human touch. Santa Fe
are as many “healers” as there are turquoise bracelets? I set out to find one
of the town’s preeminent in the field. Her name is Santa Fe which immediately conjures the
glamorous but decidedly witchy character that Agnes Moorehead embodied in the
popular Sixties television series, Bewitched.
Mitch agreed to drive me since it’s about a twenty minute ride from campus and a bit off the beaten track. But even his GPS was able to identify the “dirt road” that
instructed would precede our entrance through the turquoise gates. Aurora
Mitch and I howled in laughter all the way there. What was I doing? What did I expect? Would it be all airy-fairy or would
actually perform a magical massage and
rid me of my sciatica? By the time we traversed to the dirt road, which contained
a small, opaque lake, we had written several scenarios, most of them veering
toward the lurid. We had arrived at the blue gates which were a bit rusted but
nevertheless opened and beckoning. Aurora
Since we arrived early, I insisted that Mitch drop me off and not linger. “I’ll read a bit of Walt while I wait,” I said, pointing to a rickety chair situated in the blazing sun.
Mitch was no longer laughing. “Hey, man, just in case,” he said, “take my phone number and give me yours.” As we did the phone exchange, I glanced up at the huge curtain-less window on the second floor of
’s isolated dwelling. Aurora
“Mitch! Look at the very center on the ledge of the window.”
As if determinedly placed by a propmaster, for optimum theatrical effect, was a bottle of lotion, glistening in the
“Dude, you are in for it,” Mitch proposed. It did faintly resemble the cinematic opening shot of a Stephen King movie. I insisted my buddy leave; I was ready for my closeup.
Santa Fe Clouds
“What is the pain saying to you?”
asked, looking at me with mystical intensity through oceanic azure eyes. And it
went from there—for the next three hours, I was both psychologically
(spiritually, if you will) examined and physically contorted. Aurora
But the most significant aspect of
approach was her concentration on the coexistence of the soul and the body;
this mergence is where, she feels, one needs to put their energies in order to
heal. Yes, the synchronicity between Whitman’s mantra and the healer’s was
stunning. The soul, she said, sometimes “wobbles” outside of the body and needs

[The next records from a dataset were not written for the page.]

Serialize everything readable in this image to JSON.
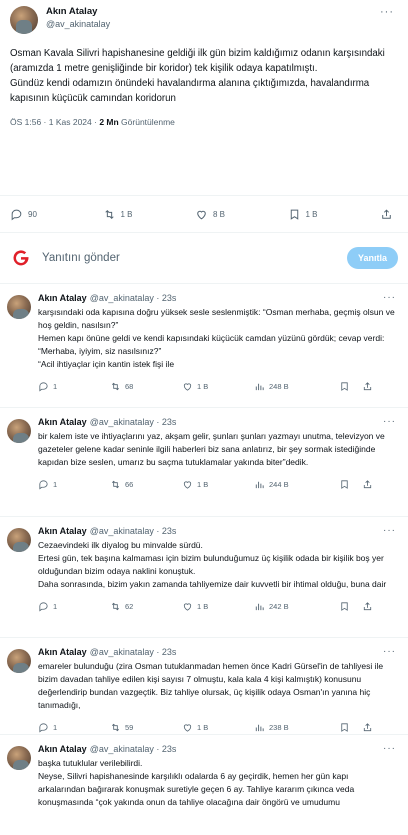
{
  "main_tweet": {
    "name": "Akın Atalay",
    "handle": "@av_akinatalay",
    "text": "Osman Kavala Silivri hapishanesine geldiği ilk gün bizim kaldığımız odanın karşısındaki (aramızda 1 metre genişliğinde bir koridor) tek kişilik odaya kapatılmıştı.\nGündüz kendi odamızın önündeki havalandırma alanına çıktığımızda, havalandırma kapısının küçücük camından koridorun",
    "time": "ÖS 1:56 · 1 Kas 2024 · ",
    "views_count": "2 Mn",
    "views_label": " Görüntülenme",
    "replies": "90",
    "retweets": "1 B",
    "likes": "8 B",
    "bookmarks": "1 B"
  },
  "reply_box": {
    "placeholder": "Yanıtını gönder",
    "button": "Yanıtla"
  },
  "thread": [
    {
      "name": "Akın Atalay",
      "handle": "@av_akinatalay · 23s",
      "text": "karşısındaki oda kapısına doğru yüksek sesle seslenmiştik: “Osman merhaba, geçmiş olsun ve hoş geldin, nasılsın?”\nHemen kapı önüne geldi ve kendi kapısındaki küçücük camdan yüzünü gördük; cevap verdi: “Merhaba, iyiyim, siz nasılsınız?”\n“Acil ihtiyaçlar için kantin istek fişi ile",
      "replies": "1",
      "retweets": "68",
      "likes": "1 B",
      "views": "248 B"
    },
    {
      "name": "Akın Atalay",
      "handle": "@av_akinatalay · 23s",
      "text": "bir kalem iste ve ihtiyaçlarını yaz, akşam gelir, şunları şunları yazmayı unutma, televizyon ve gazeteler gelene kadar seninle ilgili haberleri biz sana anlatırız, bir şey sormak istediğinde kapıdan bize seslen, umarız bu saçma tutuklamalar yakında biter”dedik.",
      "replies": "1",
      "retweets": "66",
      "likes": "1 B",
      "views": "244 B"
    },
    {
      "name": "Akın Atalay",
      "handle": "@av_akinatalay · 23s",
      "text": "Cezaevindeki ilk diyalog bu minvalde sürdü.\nErtesi gün, tek başına kalmaması için bizim bulunduğumuz üç kişilik odada bir kişilik boş yer olduğundan bizim odaya naklini konuştuk.\nDaha sonrasında, bizim yakın zamanda tahliyemize dair kuvvetli bir ihtimal olduğu, buna dair",
      "replies": "1",
      "retweets": "62",
      "likes": "1 B",
      "views": "242 B"
    },
    {
      "name": "Akın Atalay",
      "handle": "@av_akinatalay · 23s",
      "text": "emareler bulunduğu (zira Osman tutuklanmadan hemen önce Kadri Gürsel'in de tahliyesi ile bizim davadan tahliye edilen kişi sayısı 7 olmuştu, kala kala 4 kişi kalmıştık) konusunu değerlendirip bundan vazgeçtik. Biz tahliye olursak, üç kişilik odaya Osman'ın yanına hiç tanımadığı,",
      "replies": "1",
      "retweets": "59",
      "likes": "1 B",
      "views": "238 B"
    },
    {
      "name": "Akın Atalay",
      "handle": "@av_akinatalay · 23s",
      "text": "başka tutuklular verilebilirdi.\nNeyse, Silivri hapishanesinde karşılıklı odalarda 6 ay geçirdik, hemen her gün kapı arkalarından bağırarak konuşmak suretiyle geçen 6 ay. Tahliye kararım çıkınca veda konuşmasında “çok yakında onun da tahliye olacağına dair öngörü ve umudumu",
      "replies": "",
      "retweets": "",
      "likes": "",
      "views": ""
    }
  ]
}
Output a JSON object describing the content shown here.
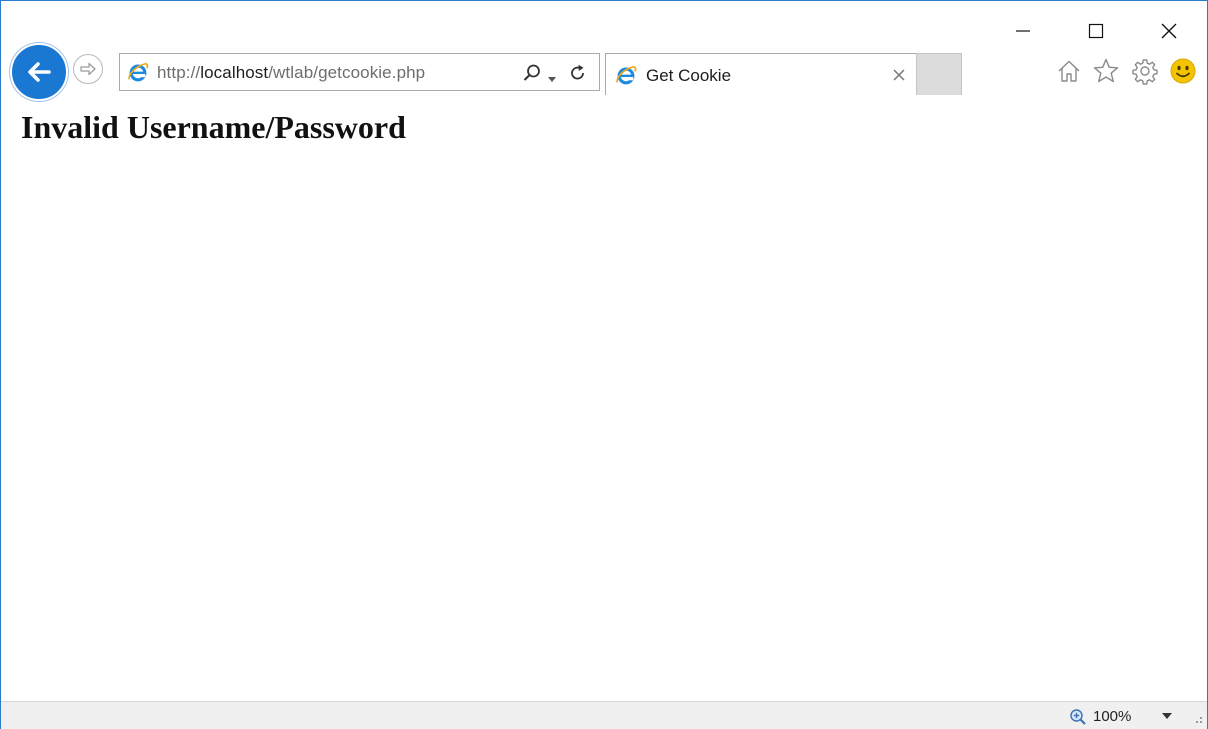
{
  "window": {
    "minimize_label": "Minimize",
    "maximize_label": "Maximize",
    "close_label": "Close"
  },
  "navigation": {
    "back_icon": "back-arrow-icon",
    "forward_icon": "forward-arrow-icon"
  },
  "address_bar": {
    "url_scheme": "http://",
    "url_host": "localhost",
    "url_path": "/wtlab/getcookie.php",
    "search_icon": "search-icon",
    "dropdown_icon": "chevron-down-icon",
    "refresh_icon": "refresh-icon"
  },
  "tab": {
    "title": "Get Cookie",
    "close_icon": "close-icon"
  },
  "toolbar": {
    "icons": [
      "home-icon",
      "favorites-star-icon",
      "settings-gear-icon",
      "feedback-smiley-icon"
    ]
  },
  "page": {
    "heading": "Invalid Username/Password"
  },
  "status_bar": {
    "zoom_level": "100%",
    "zoom_icon": "zoom-magnifier-icon"
  },
  "colors": {
    "accent": "#1a77d2",
    "window_border": "#2b7bcf",
    "status_bar_bg": "#f0f0f0"
  }
}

to be allowed inside if we desire wholeness.
She astutely suggested that I have taken on the pain of others. “You might be carrying their pain in your hip and leg where the sciatica attacks,” she said. I could not disagree; my daughter, my brother, and even some of my students come immediately into focus.
“Give it back to them. They need to experience the pain, not you. You are getting in the way of their healing and learning movement forward.
I admitted that I compound the pain by blaming myself, ruminating that I've done something to deserve the sciatica. Interestingly enough, I never blamed myself for getting HIV—maybe, in part, because I likely seroconverted from negative to positive before there was much information as to how one becomes infected. There remains, more than twenty-five years later, contradictory opinions on that subject.
“Don’t blame yourself,”
said, in a soothing but emphatic voice. “Be curious.” Hmmm. “Ask yourself, ‘Why
am I feeling the pain? Is there something my body—or soul—is saying to me?’” I
wonder—no, I am curious—if what I’m experiencing is a manifestation of
Her massage technique is masterful, verbally defining the body-soul geography while elaborating in detail about each of the areas that she physically manipulated. In that regard, it was the most specific treatment I’ve ever received.
I realized, however, that it had grown much later than I had anticipated and asked if I could take a moment to call Mitch and assuage any anxiety that he might be feeling.
“Everything is cool, I’ll be in class on time,” I said. “
is driving me back.” Aurora
would your healer also graciously act as chauffer.) Santa Fe
I made it back to the seminar, a bit discombobulated, feeling like I’d been lobotomized rather than healed. Little did I realize that I’d need my brain, my heart and my courage (all those goodies Dorothy got on her way to Oz)—not to mention my soul—for the next “chapter” of my Whitman saga.
This is part three of a five-part series.